There are those who say the Turner Prize entries aren't art because there is no painting or sculpture among them, but this is too narrow a view. The Romans, who invented the word (ars in Latin), used it for any sort of expertise, however banausic, and Dr Johnson was observing its proper sense when he told Boswell there was an art in getting drunk.
Confusion arose when scholars started distinguishing between the arts and the sciences, something the medieval schoolmen had never really done. The new idea was that scientia, from scire, to know, was concerned with finding things out, while ars was concerned with more than just knowledge - it was a special know-how or, in the old-fashioned sense, a mystery, much superior to all that poring over test tubes. It's a dubious distinction at best, and considering how close to each other the words used to be it's a matter of chance that we didn't end up talking about the fine sciences.
So forget about the fine arts and whether the Turner entries qualify for them. People were asking much the same question 80 years ago, when Marcel Duchamp foreshadowed the Conceptual Art movement by exhibiting an upturned urinal.
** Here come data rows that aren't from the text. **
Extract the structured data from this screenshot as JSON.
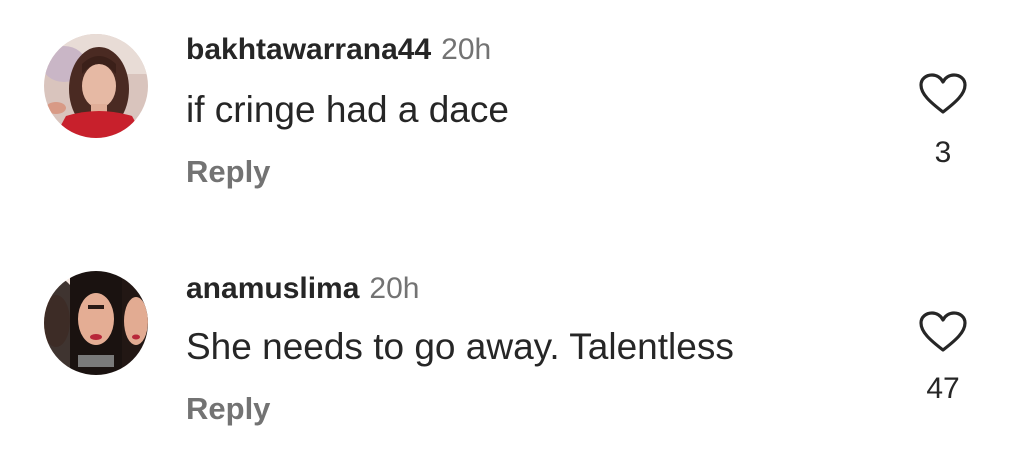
{
  "comments": [
    {
      "username": "bakhtawarrana44",
      "time": "20h",
      "text": "if cringe had a dace",
      "reply_label": "Reply",
      "likes": "3",
      "avatar": "profile-photo"
    },
    {
      "username": "anamuslima",
      "time": "20h",
      "text": "She needs to go away. Talentless",
      "reply_label": "Reply",
      "likes": "47",
      "avatar": "profile-photo"
    }
  ],
  "colors": {
    "text_primary": "#262626",
    "text_secondary": "#737373",
    "background": "#ffffff"
  },
  "icons": {
    "like": "heart-outline-icon"
  }
}
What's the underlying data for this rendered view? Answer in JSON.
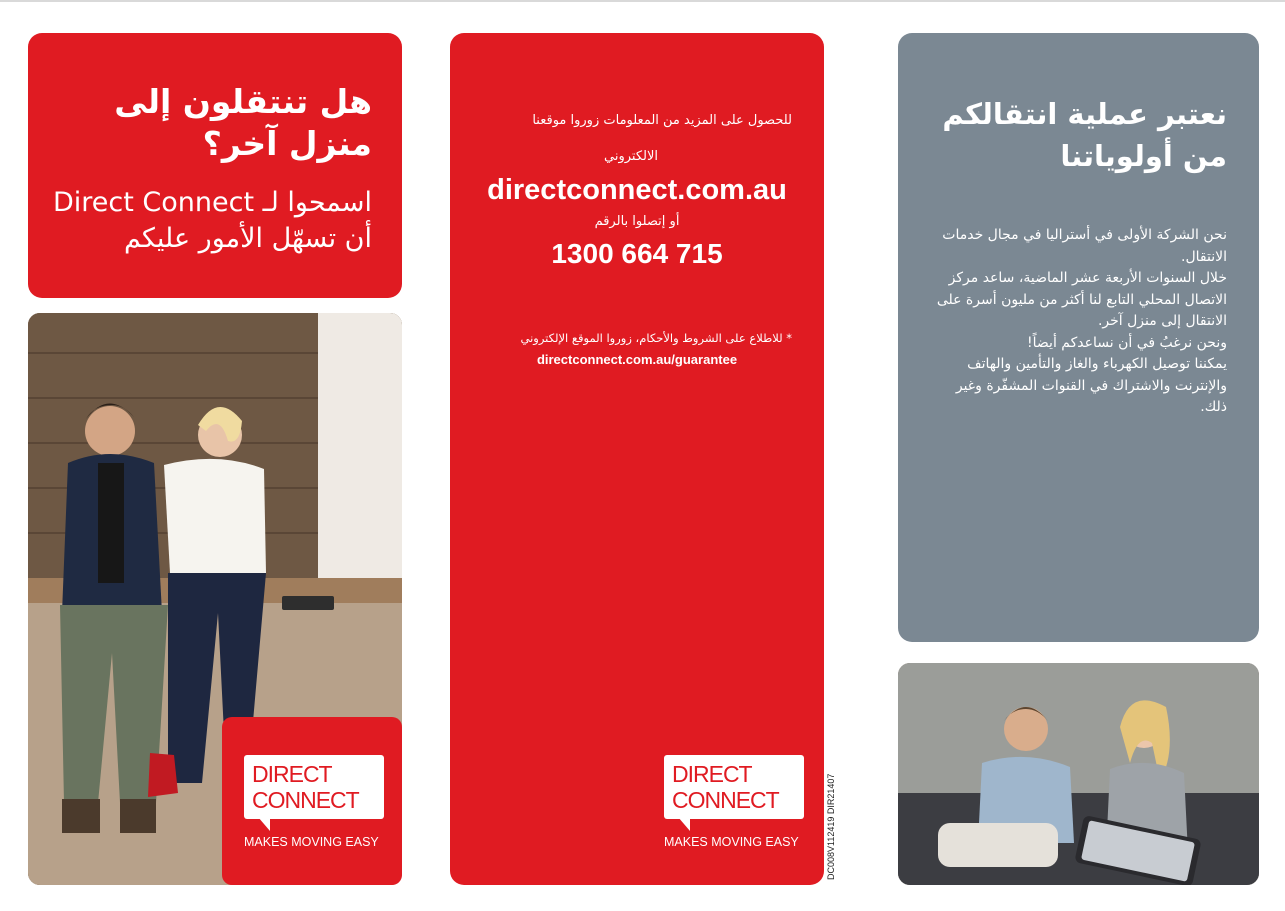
{
  "left_panel": {
    "heading": "هل تنتقلون إلى منزل آخر؟",
    "subheading": "اسمحوا لـ Direct Connect أن تسهّل الأمور عليكم"
  },
  "logo": {
    "line1": "DIRECT",
    "line2": "CONNECT",
    "tagline": "MAKES MOVING EASY"
  },
  "middle_panel": {
    "info_line1": "للحصول على المزيد من المعلومات زوروا موقعنا",
    "info_line2": "الالكتروني",
    "website": "directconnect.com.au",
    "or_call": "أو إتصلوا بالرقم",
    "phone": "1300 664 715",
    "terms_text": "* للاطلاع على الشروط والأحكام، زوروا الموقع الإلكتروني",
    "terms_url": "directconnect.com.au/guarantee"
  },
  "side_code": "DC008V112419  DIR21407",
  "right_panel": {
    "heading": "نعتبر عملية انتقالكم من أولوياتنا",
    "paragraphs": [
      "نحن الشركة الأولى في أستراليا في مجال خدمات الانتقال.",
      "خلال السنوات الأربعة عشر الماضية، ساعد مركز الاتصال المحلي التابع لنا أكثر من مليون أسرة على الانتقال إلى منزل آخر.",
      "ونحن نرغبُ في أن نساعدكم أيضاً!",
      "يمكننا توصيل الكهرباء والغاز والتأمين والهاتف والإنترنت والاشتراك في القنوات المشفّرة وغير ذلك."
    ]
  },
  "colors": {
    "brand_red": "#e01b22",
    "grey_panel": "#7b8893"
  }
}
No point in asking it again. Just apply the Philistine's Test.Reuse content